    now I was a smart little kid and I knew
that los angeles was in california     and
  the image has never left me     this image
of a plane diving on the beach in los
  angeles     as i saw it this tall handsome
athletic looking guy in a bathing suit was
  standing on the beach talking with two
girls who were admiring how handsome
  and athletic he was
                        . . . i imagined him racing
madly down the beach to dive into the
  surf and just as he rushed into the
water a plane fell out of the sky and killed
  him that was something to bear in
mind when i thought about california

In no time Antin is guiding us into a story about two handsome and inseparable San Diego County doctors, Richard and Jack, and their wives, Alexandra and Melissa, a consideration of the consonance between the nomadic “movement of people and things” and “the feeling i had . . . when i saw my first earthquake,” then a brilliant comparison of California to “some kind of animal that is very amiable patient and long suffering but sometimes it gets nervous sometimes the tawny skin twitches and the buildings mounted on its back move and this happens often enough that whole lives are lived in relation to this.” After recalling a slideshow of photographs of Richard and Alexandra’s trip to Egypt, including one of a woman being thrown from a confused camel, Antin veers off the highway of sun-drenched complacency just as Jack, speeding off to his clinic in Mexico one day, suddenly dies in a car accident: “the bright red corvette was totaled and boyish blond haired laughing jack was dead.” As the camel recalls California, this second death answers back to the one that began the piece, and in an instant what had seemed a series of digressions reveals itself to be a subtle, intricate, and poignant meditation on “americas nomadic moment,” or as Antin describes it, “the sense of where the earth stands in relation to you it knows youre irrelevant as if you were a tourist here everybodys a tourist.”

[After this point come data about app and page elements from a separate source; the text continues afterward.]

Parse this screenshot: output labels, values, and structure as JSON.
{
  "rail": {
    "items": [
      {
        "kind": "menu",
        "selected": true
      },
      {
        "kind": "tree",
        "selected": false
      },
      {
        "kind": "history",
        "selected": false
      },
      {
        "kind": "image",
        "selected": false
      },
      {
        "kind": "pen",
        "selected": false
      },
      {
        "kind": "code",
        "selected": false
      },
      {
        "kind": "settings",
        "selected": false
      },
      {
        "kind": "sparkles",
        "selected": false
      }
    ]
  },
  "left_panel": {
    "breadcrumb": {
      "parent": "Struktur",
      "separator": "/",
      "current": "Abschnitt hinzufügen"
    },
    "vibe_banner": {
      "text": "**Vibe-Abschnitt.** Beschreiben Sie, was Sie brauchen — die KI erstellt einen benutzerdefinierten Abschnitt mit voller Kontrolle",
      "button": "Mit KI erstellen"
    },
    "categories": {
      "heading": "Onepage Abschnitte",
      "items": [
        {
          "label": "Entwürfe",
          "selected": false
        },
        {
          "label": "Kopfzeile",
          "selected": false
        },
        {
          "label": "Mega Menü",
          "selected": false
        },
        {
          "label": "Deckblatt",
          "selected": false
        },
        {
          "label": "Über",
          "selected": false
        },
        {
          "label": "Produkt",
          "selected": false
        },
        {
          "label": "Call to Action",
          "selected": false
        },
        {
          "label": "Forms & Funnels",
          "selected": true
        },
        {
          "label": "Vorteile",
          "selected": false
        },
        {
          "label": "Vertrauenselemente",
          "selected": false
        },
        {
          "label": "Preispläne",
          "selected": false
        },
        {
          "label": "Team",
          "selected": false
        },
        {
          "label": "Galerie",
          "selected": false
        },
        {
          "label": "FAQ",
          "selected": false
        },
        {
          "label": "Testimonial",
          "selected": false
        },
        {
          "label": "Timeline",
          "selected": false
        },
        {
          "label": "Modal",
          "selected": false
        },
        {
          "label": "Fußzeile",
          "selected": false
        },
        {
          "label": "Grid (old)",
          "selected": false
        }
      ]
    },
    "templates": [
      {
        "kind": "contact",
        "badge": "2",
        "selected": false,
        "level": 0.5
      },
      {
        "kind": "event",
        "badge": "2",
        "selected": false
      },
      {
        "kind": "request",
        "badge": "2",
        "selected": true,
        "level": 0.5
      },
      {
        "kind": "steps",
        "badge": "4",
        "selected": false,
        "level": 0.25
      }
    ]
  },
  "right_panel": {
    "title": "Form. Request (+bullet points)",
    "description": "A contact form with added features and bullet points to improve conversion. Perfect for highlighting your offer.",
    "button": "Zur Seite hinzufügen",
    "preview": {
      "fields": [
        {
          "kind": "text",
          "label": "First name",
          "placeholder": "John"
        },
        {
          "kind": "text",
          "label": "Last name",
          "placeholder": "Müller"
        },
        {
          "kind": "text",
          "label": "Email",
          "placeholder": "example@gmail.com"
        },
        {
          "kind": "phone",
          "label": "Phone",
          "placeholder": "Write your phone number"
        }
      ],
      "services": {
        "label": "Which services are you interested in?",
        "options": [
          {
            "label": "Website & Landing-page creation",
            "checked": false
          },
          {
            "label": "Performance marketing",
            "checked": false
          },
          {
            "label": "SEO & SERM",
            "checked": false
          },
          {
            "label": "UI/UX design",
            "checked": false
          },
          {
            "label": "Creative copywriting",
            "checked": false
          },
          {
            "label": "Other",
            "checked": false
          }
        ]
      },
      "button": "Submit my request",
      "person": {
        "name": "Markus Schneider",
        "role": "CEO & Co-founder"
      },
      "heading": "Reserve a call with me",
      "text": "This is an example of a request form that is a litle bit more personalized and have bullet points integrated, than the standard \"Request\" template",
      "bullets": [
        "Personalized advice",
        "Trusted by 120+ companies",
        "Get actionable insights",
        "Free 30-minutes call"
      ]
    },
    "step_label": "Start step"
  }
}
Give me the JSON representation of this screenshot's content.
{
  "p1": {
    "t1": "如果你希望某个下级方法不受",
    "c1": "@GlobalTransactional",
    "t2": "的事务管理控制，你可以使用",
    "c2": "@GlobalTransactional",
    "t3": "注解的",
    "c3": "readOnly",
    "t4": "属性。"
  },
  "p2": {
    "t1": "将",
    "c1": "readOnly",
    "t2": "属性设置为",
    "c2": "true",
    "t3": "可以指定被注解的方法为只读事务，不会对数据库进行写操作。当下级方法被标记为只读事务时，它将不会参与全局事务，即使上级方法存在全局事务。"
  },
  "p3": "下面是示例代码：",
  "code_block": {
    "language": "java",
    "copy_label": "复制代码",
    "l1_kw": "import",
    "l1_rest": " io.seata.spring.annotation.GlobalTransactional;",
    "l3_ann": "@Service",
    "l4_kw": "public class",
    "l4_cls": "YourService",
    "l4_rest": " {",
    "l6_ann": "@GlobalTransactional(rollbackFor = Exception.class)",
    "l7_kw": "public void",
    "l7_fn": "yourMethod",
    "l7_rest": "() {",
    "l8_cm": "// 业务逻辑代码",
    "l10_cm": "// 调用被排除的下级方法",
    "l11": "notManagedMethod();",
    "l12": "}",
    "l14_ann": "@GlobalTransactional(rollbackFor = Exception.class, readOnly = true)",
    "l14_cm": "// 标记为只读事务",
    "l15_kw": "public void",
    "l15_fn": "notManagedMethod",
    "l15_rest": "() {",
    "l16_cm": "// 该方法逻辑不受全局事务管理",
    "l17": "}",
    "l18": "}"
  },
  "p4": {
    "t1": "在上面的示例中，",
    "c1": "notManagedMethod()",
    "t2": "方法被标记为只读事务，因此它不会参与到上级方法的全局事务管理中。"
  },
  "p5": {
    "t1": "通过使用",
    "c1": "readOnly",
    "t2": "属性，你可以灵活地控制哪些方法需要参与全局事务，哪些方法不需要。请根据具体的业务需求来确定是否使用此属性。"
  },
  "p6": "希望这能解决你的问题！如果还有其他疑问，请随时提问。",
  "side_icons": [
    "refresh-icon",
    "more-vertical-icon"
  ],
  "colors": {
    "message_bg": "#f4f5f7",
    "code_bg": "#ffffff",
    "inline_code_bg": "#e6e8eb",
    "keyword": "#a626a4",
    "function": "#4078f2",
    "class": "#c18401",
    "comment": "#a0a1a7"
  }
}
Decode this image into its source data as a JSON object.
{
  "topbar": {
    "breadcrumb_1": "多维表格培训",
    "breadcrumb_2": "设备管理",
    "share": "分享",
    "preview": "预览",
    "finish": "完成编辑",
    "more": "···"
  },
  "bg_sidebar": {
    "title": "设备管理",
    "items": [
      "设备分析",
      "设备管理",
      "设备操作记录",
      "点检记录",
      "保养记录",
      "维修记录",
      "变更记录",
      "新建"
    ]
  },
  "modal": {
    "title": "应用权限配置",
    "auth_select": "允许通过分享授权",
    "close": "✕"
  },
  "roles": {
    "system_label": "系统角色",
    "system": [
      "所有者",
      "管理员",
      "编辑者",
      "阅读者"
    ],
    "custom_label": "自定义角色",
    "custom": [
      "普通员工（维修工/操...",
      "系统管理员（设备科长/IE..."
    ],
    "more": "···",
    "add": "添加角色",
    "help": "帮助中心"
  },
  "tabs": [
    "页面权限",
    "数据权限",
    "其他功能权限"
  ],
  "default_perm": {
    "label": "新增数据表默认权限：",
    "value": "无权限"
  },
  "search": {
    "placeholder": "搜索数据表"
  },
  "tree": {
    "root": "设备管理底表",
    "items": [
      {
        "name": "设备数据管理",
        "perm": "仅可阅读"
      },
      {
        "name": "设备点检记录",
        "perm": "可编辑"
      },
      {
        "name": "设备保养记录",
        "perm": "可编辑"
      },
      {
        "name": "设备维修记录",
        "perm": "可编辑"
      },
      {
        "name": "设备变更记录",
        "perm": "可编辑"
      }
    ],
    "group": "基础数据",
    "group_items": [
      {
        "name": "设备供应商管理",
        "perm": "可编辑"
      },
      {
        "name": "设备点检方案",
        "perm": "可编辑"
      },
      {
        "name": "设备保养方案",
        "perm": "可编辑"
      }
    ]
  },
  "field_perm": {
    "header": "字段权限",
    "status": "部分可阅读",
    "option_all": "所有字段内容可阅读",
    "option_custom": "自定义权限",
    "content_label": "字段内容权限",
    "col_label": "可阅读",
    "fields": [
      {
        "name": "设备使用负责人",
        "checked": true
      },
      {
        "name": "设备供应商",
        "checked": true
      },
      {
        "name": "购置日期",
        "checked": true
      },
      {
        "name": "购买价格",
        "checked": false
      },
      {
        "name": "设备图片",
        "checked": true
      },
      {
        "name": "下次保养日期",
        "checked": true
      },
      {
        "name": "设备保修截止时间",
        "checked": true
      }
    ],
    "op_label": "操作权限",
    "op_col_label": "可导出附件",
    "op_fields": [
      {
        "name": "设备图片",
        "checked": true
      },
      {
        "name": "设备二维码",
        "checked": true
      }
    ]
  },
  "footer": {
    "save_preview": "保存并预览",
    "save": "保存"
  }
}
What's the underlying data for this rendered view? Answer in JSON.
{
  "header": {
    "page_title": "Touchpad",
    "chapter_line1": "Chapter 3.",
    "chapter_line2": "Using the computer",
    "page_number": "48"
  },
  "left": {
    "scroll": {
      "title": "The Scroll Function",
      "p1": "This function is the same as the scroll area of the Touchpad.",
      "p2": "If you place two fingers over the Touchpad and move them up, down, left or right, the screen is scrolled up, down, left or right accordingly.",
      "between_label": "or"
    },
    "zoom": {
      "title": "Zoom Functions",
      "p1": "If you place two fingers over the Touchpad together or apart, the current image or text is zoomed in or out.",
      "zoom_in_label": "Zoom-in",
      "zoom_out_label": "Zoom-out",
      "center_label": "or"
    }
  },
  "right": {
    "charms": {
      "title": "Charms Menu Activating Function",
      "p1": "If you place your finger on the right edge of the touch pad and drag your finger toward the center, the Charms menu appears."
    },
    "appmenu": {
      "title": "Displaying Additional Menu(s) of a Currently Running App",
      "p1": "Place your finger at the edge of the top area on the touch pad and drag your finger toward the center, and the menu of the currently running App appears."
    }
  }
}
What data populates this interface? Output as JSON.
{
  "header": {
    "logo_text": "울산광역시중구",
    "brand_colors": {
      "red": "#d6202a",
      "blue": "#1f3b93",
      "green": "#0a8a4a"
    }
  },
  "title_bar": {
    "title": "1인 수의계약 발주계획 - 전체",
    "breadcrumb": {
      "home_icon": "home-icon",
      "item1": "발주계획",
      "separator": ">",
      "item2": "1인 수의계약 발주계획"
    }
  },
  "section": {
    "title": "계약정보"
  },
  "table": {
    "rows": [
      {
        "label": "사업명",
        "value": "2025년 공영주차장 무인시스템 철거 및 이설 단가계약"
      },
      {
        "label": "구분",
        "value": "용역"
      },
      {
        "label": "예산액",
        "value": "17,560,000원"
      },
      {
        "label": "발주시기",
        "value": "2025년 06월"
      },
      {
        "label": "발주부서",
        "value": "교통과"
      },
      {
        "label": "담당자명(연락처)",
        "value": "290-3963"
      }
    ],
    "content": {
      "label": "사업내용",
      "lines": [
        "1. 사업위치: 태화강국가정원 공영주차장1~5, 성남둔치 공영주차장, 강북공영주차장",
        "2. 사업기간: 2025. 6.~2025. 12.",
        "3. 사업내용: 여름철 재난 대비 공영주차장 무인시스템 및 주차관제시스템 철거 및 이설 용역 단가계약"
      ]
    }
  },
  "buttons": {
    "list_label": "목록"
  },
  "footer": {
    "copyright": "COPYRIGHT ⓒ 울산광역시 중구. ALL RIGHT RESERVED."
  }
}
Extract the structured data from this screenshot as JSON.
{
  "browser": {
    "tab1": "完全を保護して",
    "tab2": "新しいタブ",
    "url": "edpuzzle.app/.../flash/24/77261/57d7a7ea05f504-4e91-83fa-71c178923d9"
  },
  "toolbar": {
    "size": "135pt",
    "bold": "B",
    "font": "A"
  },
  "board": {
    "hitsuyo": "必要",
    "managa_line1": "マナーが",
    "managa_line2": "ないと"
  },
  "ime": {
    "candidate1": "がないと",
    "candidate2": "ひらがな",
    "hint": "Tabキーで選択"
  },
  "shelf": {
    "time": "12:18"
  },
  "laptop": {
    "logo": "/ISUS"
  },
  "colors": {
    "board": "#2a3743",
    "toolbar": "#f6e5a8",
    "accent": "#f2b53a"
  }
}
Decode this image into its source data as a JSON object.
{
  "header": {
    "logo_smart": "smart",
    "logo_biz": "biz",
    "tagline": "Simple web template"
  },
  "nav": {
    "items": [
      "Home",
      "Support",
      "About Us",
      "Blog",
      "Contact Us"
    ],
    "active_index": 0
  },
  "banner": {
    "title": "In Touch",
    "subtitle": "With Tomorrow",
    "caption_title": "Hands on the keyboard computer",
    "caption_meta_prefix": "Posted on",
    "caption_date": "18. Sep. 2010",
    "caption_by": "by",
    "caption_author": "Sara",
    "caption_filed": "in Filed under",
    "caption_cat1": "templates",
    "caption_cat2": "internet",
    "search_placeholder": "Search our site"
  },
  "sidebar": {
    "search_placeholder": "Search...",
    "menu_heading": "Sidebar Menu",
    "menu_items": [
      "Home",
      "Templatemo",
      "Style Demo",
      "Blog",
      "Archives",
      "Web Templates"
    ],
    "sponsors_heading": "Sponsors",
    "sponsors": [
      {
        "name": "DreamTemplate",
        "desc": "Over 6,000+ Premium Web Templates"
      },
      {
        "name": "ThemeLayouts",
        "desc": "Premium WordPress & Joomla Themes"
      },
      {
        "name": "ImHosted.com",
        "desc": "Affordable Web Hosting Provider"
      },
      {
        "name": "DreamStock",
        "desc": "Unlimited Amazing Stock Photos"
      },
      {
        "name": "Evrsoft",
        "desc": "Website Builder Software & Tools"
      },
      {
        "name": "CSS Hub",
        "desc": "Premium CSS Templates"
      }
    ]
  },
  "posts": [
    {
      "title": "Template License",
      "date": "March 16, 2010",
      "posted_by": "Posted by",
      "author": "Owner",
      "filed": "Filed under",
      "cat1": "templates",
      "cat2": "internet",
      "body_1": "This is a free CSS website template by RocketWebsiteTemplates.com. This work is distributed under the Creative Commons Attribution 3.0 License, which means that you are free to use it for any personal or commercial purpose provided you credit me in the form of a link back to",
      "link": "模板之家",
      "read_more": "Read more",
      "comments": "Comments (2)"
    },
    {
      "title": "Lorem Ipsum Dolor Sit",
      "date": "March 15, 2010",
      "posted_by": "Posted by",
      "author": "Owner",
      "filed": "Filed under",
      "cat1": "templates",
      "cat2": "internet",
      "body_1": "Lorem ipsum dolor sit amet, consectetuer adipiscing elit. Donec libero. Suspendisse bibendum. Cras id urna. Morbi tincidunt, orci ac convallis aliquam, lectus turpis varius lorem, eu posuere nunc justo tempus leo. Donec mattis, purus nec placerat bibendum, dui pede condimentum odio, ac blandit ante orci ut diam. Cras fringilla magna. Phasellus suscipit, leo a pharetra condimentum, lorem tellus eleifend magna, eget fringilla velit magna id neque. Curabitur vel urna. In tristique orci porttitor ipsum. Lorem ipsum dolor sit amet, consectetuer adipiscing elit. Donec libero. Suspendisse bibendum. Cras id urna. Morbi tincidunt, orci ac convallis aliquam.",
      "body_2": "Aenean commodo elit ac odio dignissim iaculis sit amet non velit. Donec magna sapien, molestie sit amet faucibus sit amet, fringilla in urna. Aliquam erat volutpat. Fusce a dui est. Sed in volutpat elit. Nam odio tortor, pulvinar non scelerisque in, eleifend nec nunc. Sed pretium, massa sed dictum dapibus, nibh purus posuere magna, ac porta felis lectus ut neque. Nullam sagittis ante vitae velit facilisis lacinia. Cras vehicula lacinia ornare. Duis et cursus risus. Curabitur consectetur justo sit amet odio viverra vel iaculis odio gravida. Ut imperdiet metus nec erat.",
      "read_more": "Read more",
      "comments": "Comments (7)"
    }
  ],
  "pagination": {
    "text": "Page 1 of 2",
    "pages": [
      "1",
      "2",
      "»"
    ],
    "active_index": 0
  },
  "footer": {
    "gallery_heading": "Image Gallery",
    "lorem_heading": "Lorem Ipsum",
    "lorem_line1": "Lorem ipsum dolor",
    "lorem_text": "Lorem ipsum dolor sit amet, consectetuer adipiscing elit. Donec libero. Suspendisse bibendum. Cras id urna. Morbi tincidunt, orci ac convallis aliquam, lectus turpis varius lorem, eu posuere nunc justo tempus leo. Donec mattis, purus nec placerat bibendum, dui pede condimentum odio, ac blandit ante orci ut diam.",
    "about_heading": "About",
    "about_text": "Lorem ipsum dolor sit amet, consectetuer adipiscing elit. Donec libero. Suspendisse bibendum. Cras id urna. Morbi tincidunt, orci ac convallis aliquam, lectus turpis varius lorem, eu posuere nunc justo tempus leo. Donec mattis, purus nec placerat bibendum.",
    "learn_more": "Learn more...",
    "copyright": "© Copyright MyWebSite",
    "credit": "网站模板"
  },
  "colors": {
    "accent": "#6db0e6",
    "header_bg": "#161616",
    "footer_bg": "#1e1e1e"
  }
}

Fellow travelers include friends Sheila and Harris, whose abrupt deaths tear us almost brutally away from the charm of Antin’s art-world narrative “talking at blérancourt,” as well as Antin’s dignified but displaced 93-year-old Hungarian father-in-law, who haunts the title piece (one of the book’s three closely related meditations on time), which ends with him “looking for this one place he was sure never to find again.” This figure of loss is complemented structurally in the final talk poem, “endangered nouns,” in which Antin recounts a story that his mother-in-law, Jeanette, would often tell about her own mother. As her own life drew to an end Jeanette found herself unable to manage telling the story “to which her life was moored”: “each time she came to the end of the line she paused and began again but the third and last time she arrived at the line she simply stopped and waited and im not sure how long she was prepared to wait.”

Antin doesn’t blink here or look away. He stops. Narrative, “the vehicle that makes life possible,” breaks down or at least reaches its limit when the possibility of further transformation is foreclosed. At the same time, by appealing to thedynamics of an improvisatory oral tradition dating back to Homer, he not only destabilizes the text but also revitalizes it. Situated between speech and writing, Antin’s talk poems never seek refuge in either form but revel in their contradiction and unpredictability (amiably disguised as digression). In correlating these two conditions—happy contradiction and mimetic unpredictability—Antin keeps the narrative vehicle in gear.